In her new book Race After Technology: Abolitionist Tools for the New Jim Code, Ruha Benjamin breaks down the "New Jim Code," technology design that promises a utopian future but serves racial hierarchies and racial bias. When people change how they speak or act in order to conform to dominant norms, we call it "code-switching." And, like other types of codes, the practice of code-switching is power-laden. Justine Cassell, a professor at Carnegie Mellon's Human-Computer Interaction Institute, creates educational programs for children and found that avatars using African American Vernacular English lead Black children "to achieve better results in teaching scientific concepts than when the computer spoke in standard English." But when it came to tutoring the children for class presentations, she explained that, "We wanted it [the avatar] to practice with them in'proper English.' Standard American English is still the code of power, so we needed to develop an agent that would train them in code-switching."
People have a tendency to treat technology and data as neutral, sterile and immune to mortal failings. Yet the digital tools we use at schools, jobs and home don't simply fall from the sky--humans produce them. And that means human biases can and do slip right into the algorithms that have increasing power over our lives. This week for the podcast, we're talking with someone who's questioning the assumptions embedded in the technology and data we use in education, health care, law enforcement and beyond. That guest is Ruha Benjamin, associate professor of African American Studies at Princeton University and author of new book "Race After Technology."
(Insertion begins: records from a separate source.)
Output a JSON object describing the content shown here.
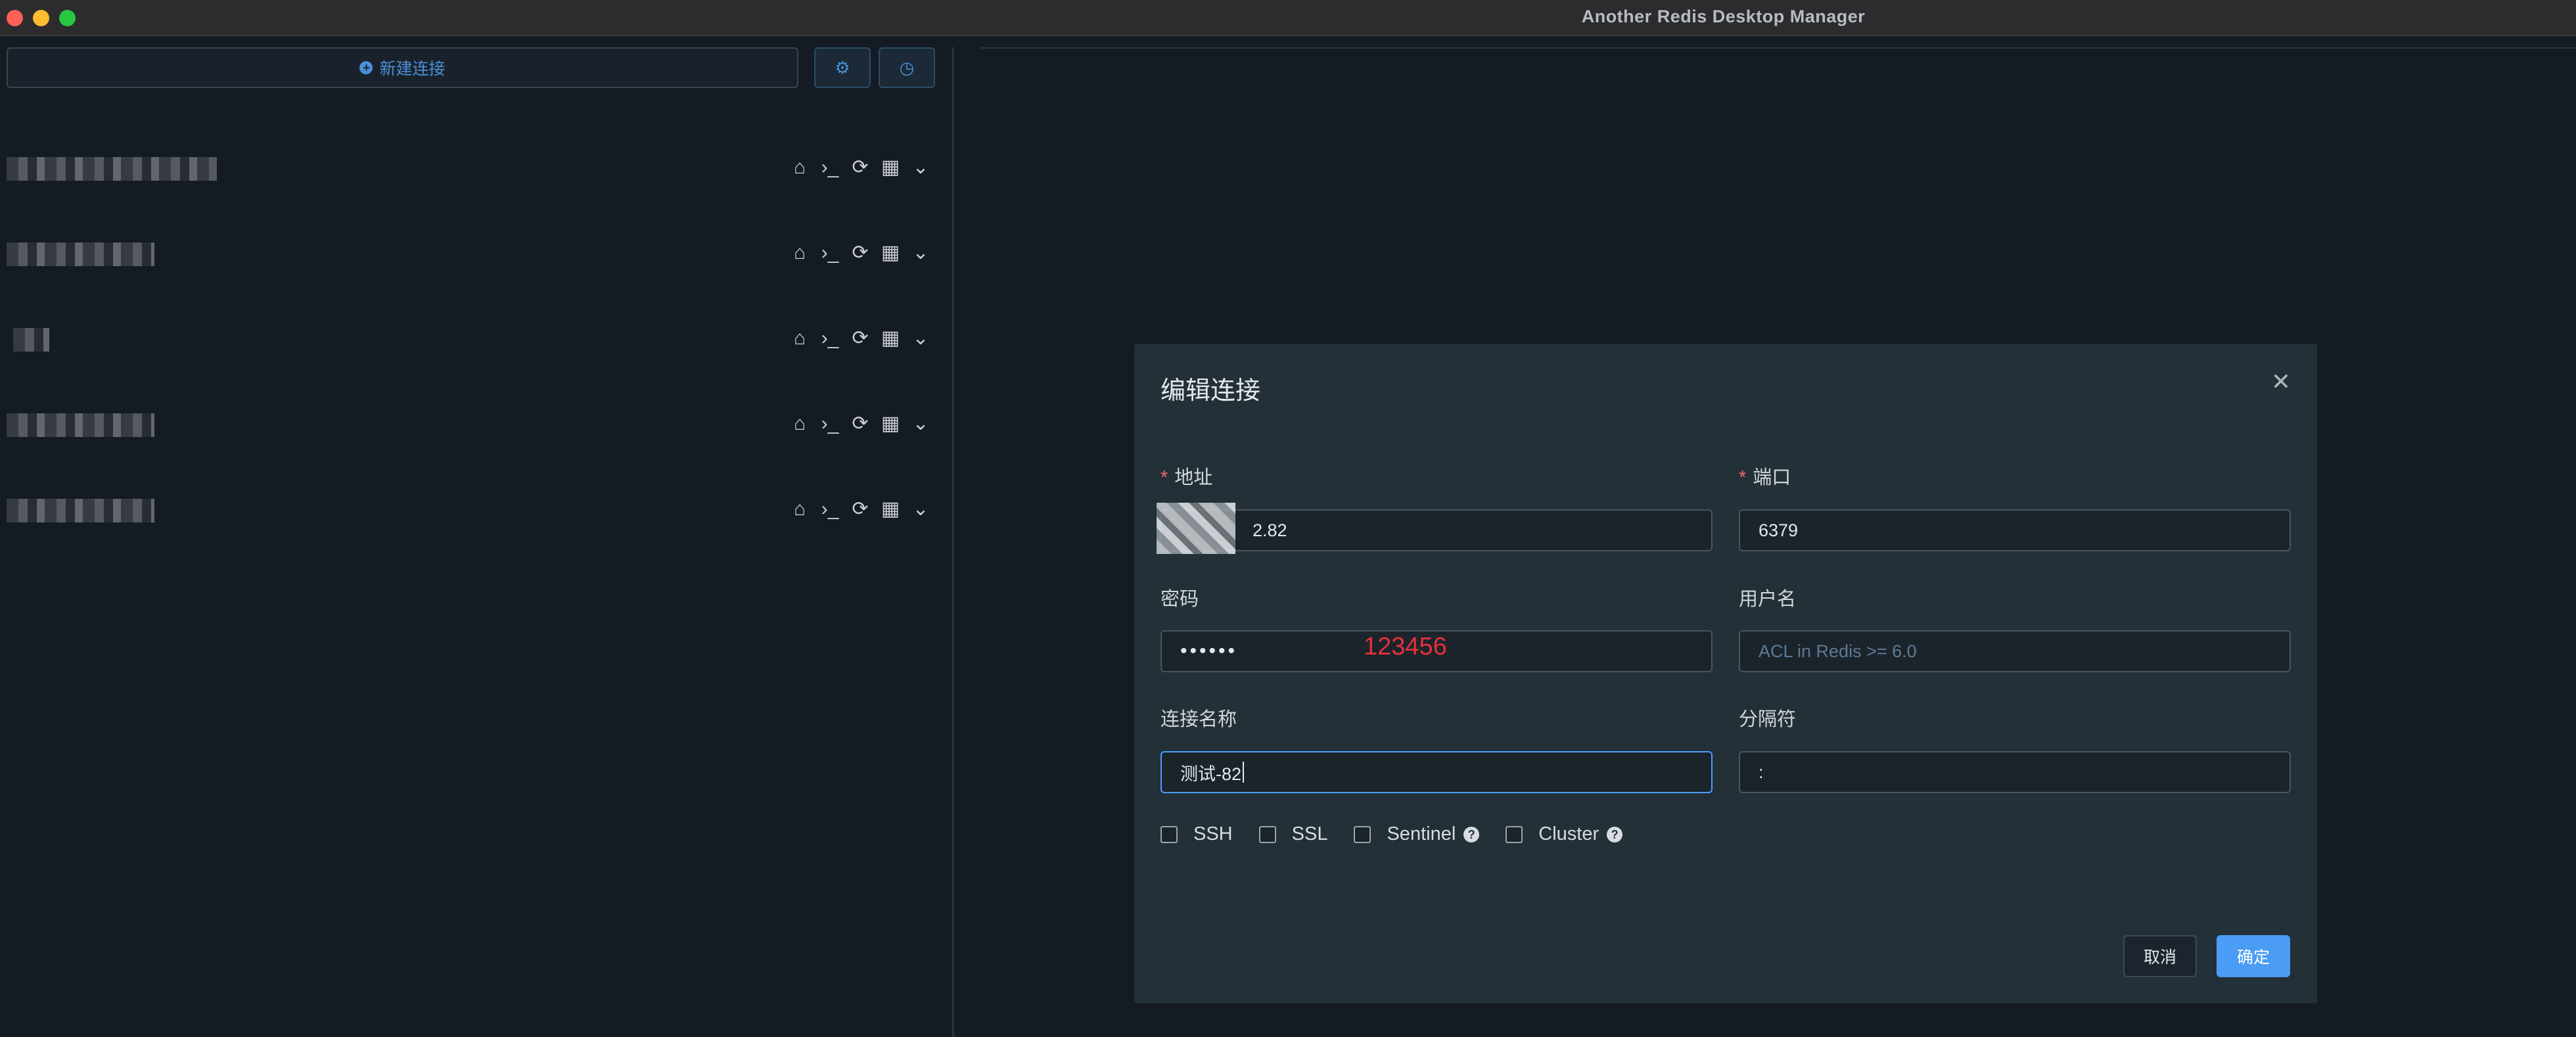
{
  "window": {
    "title": "Another Redis Desktop Manager"
  },
  "sidebar": {
    "new_connection_label": "新建连接",
    "settings_icon": "gear-icon",
    "history_icon": "clock-icon",
    "connections": [
      {
        "name": ""
      },
      {
        "name": ""
      },
      {
        "name": ""
      },
      {
        "name": ""
      },
      {
        "name": ""
      }
    ],
    "tool_icons": [
      "home-icon",
      "terminal-icon",
      "refresh-icon",
      "grid-icon",
      "chevron-down-icon"
    ]
  },
  "dialog": {
    "title": "编辑连接",
    "address": {
      "label": "地址",
      "value": "2.82"
    },
    "port": {
      "label": "端口",
      "value": "6379"
    },
    "password": {
      "label": "密码",
      "value": "••••••"
    },
    "username": {
      "label": "用户名",
      "placeholder": "ACL in Redis >= 6.0"
    },
    "conn_name": {
      "label": "连接名称",
      "value": "测试-82"
    },
    "separator": {
      "label": "分隔符",
      "value": ":"
    },
    "checkboxes": [
      {
        "label": "SSH",
        "checked": false,
        "help": false
      },
      {
        "label": "SSL",
        "checked": false,
        "help": false
      },
      {
        "label": "Sentinel",
        "checked": false,
        "help": true
      },
      {
        "label": "Cluster",
        "checked": false,
        "help": true
      }
    ],
    "cancel_label": "取消",
    "ok_label": "确定"
  },
  "annotation": {
    "text": "123456",
    "color": "#e8303a"
  },
  "colors": {
    "accent": "#4b9cf5",
    "danger": "#f56c6c",
    "bg": "#141b22",
    "dialog_bg": "#233038"
  }
}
Ruha Benjamin is an associate professor of African American studies at Princeton University, and lectures around the intersection of race, justice and technology. She founded the Just Data Lab, which aims to bring together activists, technologists and artists to reassess how data can be used for justice. Her latest book, Race After Technology, looks at how the design of technology can be discriminatory. Where did the motivation to write this book come from? It seems like we're looking to outsource decisions to technology, on the assumption that it's going to make better decisions than us.
The coronavirus pandemic, protests over police killings and systemic racism, and a contentious election have created the perfect storm for misinformation on social media. But don't expect AI to save us. Twitter's recent decision to red-flag President Donald Trump's false claims about mail-in ballots has reinvigorated the debate on whether social media platforms should fact-check posts. In response, tech leaders explored the idea of using open-source, fully automated fact-checking technology to solve the problem. Agree this should be open source and thus verifiable by everyone https://t.co/T7XSN8anTm
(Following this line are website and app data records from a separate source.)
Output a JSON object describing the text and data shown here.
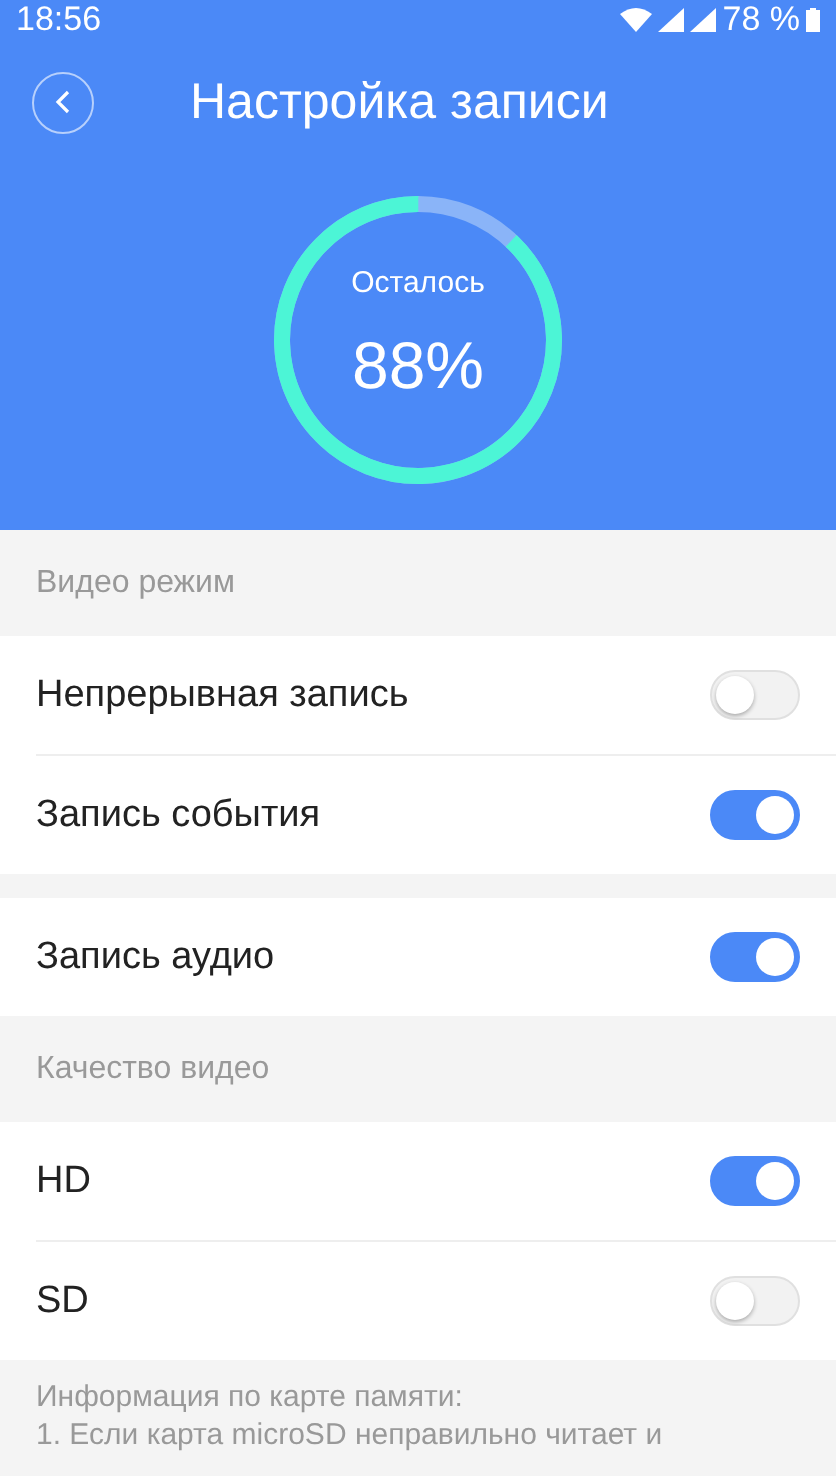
{
  "status_bar": {
    "time": "18:56",
    "battery": "78 %"
  },
  "header": {
    "title": "Настройка записи"
  },
  "storage": {
    "label": "Осталось",
    "value": "88%",
    "level": 0.88
  },
  "groups": [
    {
      "title": "Видео режим",
      "blocks": [
        [
          {
            "label": "Непрерывная запись",
            "on": false
          },
          {
            "label": "Запись события",
            "on": true
          }
        ],
        [
          {
            "label": "Запись аудио",
            "on": true
          }
        ]
      ]
    },
    {
      "title": "Качество видео",
      "blocks": [
        [
          {
            "label": "HD",
            "on": true
          },
          {
            "label": "SD",
            "on": false
          }
        ]
      ]
    }
  ],
  "info": {
    "title": "Информация по карте памяти:",
    "line": "1. Если карта microSD неправильно читает и"
  }
}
A video that shows an automatic bathroom soap dispenser failing to detect the hand of a dark-skinned man has gone viral and raised questions about racism in technology, as well as the lack of diversity in the industry that creates it. The now-viral video was uploaded to Twitter on Wednesday by Chukwuemeka Afigbo, Facebook's head of platform partnerships in the Middle east and Africa. He tweeted: 'If you have ever had a problem grasping the importance of diversity in tech and its impact on society, watch this video.' The video begins with a white man waving his hand under the dispenser and instantly getting soap on his first try. Then, a darker skinned man waves his hand under the dispenser in various directions for ten seconds, with soap never being released.